So will representation in media and video games ever be equitable? Will those with other genders, races, sexualities, ages, and the like be able to see people who characterize them in the video games that they play? There are signs here and there that our society is tipping the scales in the right direction. The highest grossing film of 2015 was the newest installment of Star Wars, which had a woman and a black man as its main characters. The third highest grossing video game in 2015 was Fallout 4, a game participating in the growing popularity of customizing the main character. Fallout 4 allows the character to be any age or race, and allows the choice of gender from the gender binary. World of Warcraft falls at number 4 on the highest grossing video games of all time, and also allows for customization of your character – including gender, race, and species, among other things. Many RPGs and MMORPGs have been following in the footsteps of World of Warcraft with the customization of the main character. Just last month, The Sims announced their newest update with (hopefully!) trendsetting gender customization options that push past the gender binary that is offered is most all other games.
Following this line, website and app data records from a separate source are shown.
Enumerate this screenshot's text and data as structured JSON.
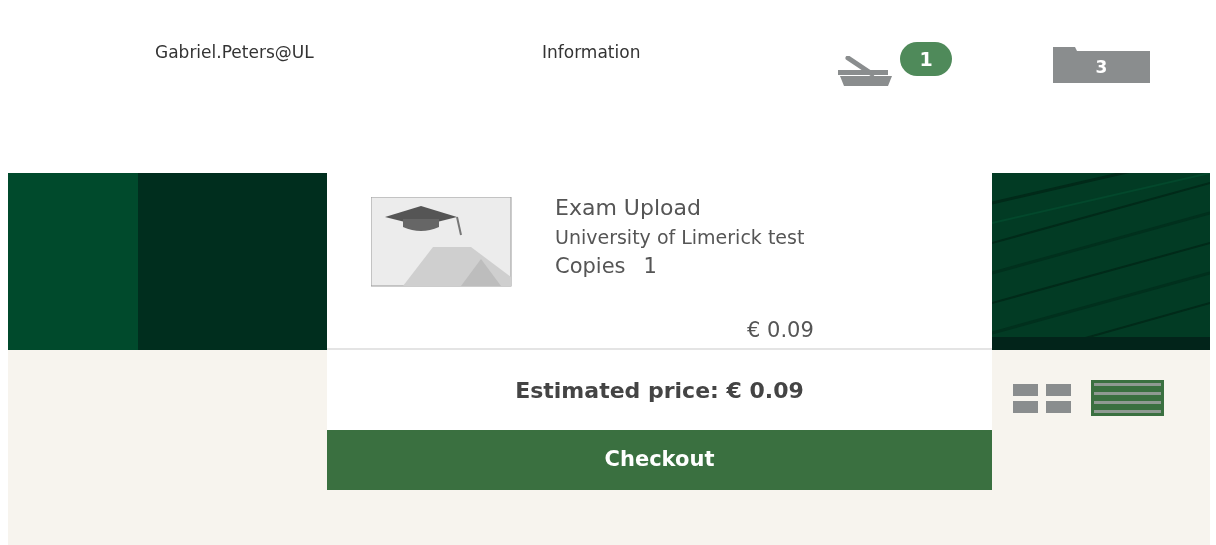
{
  "header": {
    "user": "Gabriel.Peters@UL",
    "info_link": "Information",
    "cart_count": "1",
    "folder_count": "3"
  },
  "cart_panel": {
    "items": [
      {
        "title": "Exam Upload",
        "subtitle": "University of Limerick test",
        "copies_label": "Copies",
        "copies": "1",
        "price": "€ 0.09"
      }
    ],
    "estimated_price": "Estimated price: € 0.09",
    "checkout": "Checkout"
  },
  "view_toggles": [
    {
      "kind": "grid",
      "selected": false
    },
    {
      "kind": "list",
      "selected": true
    }
  ]
}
Although there are still kinks that need to be worked out (such as transgender issues, or sexuality being represented in video games for example), society is starting down the path to just representation in video games. While there is still a long way to go in making media reflective of our society, at least the scales have started to even themselves.